This photo taken on December 19, 2012 shows an Afghan policeman standing guard as a pile of narcotics is burned by officials on the outskirts of Jalalabad Nangarhar province. (AFP Photo / Shan Marai)

Although the report found that fear of eradication of opium crops had become more significant than in previous years, and therefore made farmers stick to legal crops, overall the government and aid community had not prioritized efforts to cut back the crop, which is feeding the global heroin market.

“We need to have counter-narcotics dealt with seriously by the entire government as well as the aid community. One of the big missing links here is providing for the communities themselves,” said Lemahieu.

Eradicating the opium crop without giving farmers benefits such as health care, education and support growing other crops, pushes the Taliban and other insurgent groups that tolerate poppy growth into the arms of farmers.
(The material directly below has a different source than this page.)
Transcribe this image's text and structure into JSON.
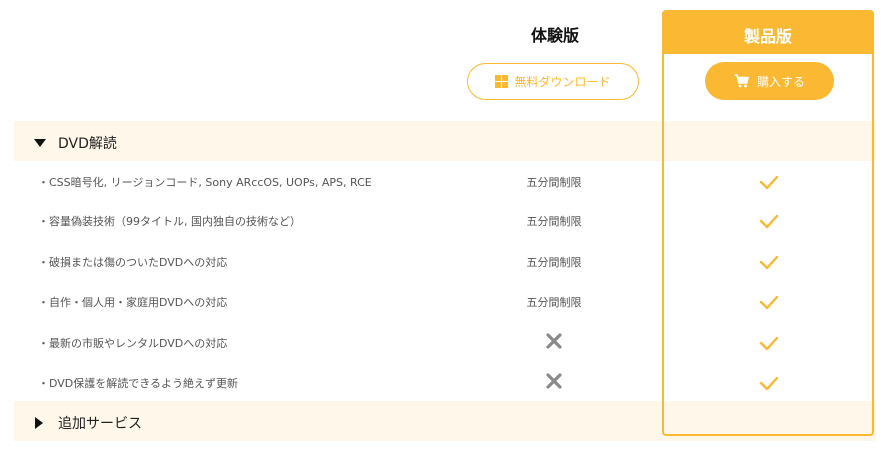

Narcotics have the same share in world trade as oil and gas.

Since NATO began its campaign in Afghanistan in 2001, more than 1 million people have died as a result of Afghan heroin.

“Afghan heroin has killed more than 1 million people worldwide since ‘Operation Enduring Freedom’ began and over a trillion dollars has been invested into transnational organized crime from drug sales,” Viktor Ivanov, the head of Russia’s Federal Drug Control Service, stated during a presentation to the UN’s Commission on Narcotic Drugs last month.

He added that Russia advocated doing in Afghanistan what the US does with the Columbian government in Columbia to destroy Coca plants, namely destroy as many poppy fields in Afghanistan as possible.